A filmmaker has every right to deliver such a message if he wishes, of course, but whatever attraction it might have for the proletariat will surely be smothered in this case by the awful quality of von Trier’s film. Its narrative portion is clumsily constructed and poorly written, and to make matters worse it’s shot in a quasi-Dogma-tic style, drably colored and dimly lit, with a hand-held camera (manned by von Trier himself) that weaves about so horribly that the result will induce seasickness in unwary viewers. (You might want to take some Dramamine before the screening.) The musical numbers are more professionally done but unsettling rather than pleasing: the melodies are instantly forgettable, the lyrics merely conversational (perhaps just drawn from the script), and the atmosphere deliberately off-putting. There’s a Busby Berkeley routine on a factory floor that’s jaw-droppingly odd, for instance, and a very peculiar “Seven Brides for Seven Brothers” kind of thing on a moving railway car (the surrounding male chorus is dressed like lumberjacks, and their bass-and-baritone voices sound as though they were coming from a roster of Jolly Green Giants). The Selma-and-Bill ghost dance is no less weird, and the awful snippets we’re shown of the “Sound of Music” production suggest that locals would be well advised to skip the final product.

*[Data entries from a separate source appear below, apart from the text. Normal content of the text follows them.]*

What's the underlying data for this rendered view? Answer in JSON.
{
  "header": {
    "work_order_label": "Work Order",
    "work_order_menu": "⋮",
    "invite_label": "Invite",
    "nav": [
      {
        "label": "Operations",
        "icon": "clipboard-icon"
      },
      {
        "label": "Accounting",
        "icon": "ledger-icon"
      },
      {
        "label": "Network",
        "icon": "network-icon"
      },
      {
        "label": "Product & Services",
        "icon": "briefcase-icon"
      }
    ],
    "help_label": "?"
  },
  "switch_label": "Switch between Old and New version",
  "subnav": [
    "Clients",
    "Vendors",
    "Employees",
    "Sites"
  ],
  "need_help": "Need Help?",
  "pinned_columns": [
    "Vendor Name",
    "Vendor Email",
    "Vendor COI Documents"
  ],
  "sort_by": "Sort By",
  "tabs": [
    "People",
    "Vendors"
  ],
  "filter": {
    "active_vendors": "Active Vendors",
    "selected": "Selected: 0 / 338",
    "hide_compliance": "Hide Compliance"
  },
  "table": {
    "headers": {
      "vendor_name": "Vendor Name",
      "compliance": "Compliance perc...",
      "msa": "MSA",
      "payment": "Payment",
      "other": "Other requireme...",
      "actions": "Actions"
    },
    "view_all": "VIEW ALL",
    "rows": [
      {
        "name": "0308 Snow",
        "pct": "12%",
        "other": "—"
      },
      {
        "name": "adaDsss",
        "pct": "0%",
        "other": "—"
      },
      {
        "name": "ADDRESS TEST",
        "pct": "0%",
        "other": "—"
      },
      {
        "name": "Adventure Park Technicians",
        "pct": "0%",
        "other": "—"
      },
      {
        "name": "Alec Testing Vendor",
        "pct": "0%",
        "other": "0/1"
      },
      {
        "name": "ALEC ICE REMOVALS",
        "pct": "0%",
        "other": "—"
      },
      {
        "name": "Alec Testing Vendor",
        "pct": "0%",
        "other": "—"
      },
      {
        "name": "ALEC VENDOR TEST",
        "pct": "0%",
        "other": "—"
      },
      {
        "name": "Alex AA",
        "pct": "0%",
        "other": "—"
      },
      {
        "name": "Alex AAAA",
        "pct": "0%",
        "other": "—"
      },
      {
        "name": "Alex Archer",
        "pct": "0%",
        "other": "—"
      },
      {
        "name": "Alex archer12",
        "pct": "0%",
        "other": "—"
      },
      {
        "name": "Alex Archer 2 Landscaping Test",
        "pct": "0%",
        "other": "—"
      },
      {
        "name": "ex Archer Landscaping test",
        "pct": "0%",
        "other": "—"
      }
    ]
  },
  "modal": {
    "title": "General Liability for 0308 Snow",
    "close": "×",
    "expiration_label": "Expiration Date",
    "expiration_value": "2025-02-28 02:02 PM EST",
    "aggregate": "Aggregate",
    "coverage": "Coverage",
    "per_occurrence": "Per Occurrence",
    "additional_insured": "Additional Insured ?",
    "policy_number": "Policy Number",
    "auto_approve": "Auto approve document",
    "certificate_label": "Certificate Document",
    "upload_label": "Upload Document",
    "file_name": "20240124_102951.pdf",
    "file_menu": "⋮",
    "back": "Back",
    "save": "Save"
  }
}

Despite all this, composer/songstress Bjork makes an impressive debut as Selma. Her waifish, Raggedy Ann-ish persona is perfect for the part, and (doubtlessly under the urging of von Trier) she goes for broke emotionally. It’s truly a tour de force–a pity the material hardly warrants it. Otherwise the cast is pretty much wasted. Morse can use quietness to advantage, but here he’s merely stolid, and Deneuve is stuck in a thoroughly thankless role. Grey still seems to have his old terpsichorean skills, but for some reason (perhaps his partner Bjork’s limitations), his routine is shot mostly waist-up and with far too many edits, so that it’s impossible to appreciate his work. Peter Stormare wanders about the picture as a suitor unaccountably infatuated with Selma; it’s impossible to tell exactly why he’s in the script at all. It’s hard to evaluate the film technically, given its ostentatiously quirky style, but one thing is certain: shot in Sweden, it never captures an authentically American flavor.
“Dancer in the Dark” is such an abject failure that even those who praised “Breaking the Waves” (unjustly, in my opinion) may be moved to reconsider their admiration for von Trier’s work. The writer-director may have vaunting ambition, but it’s certainly not allied to any depth of thought or visual mastery. This picture’s combination of self-importance and shallowness suggests that, with just the slightest bit of effort, he may well join the highest rank among cinematic poseurs–the Greenaway level.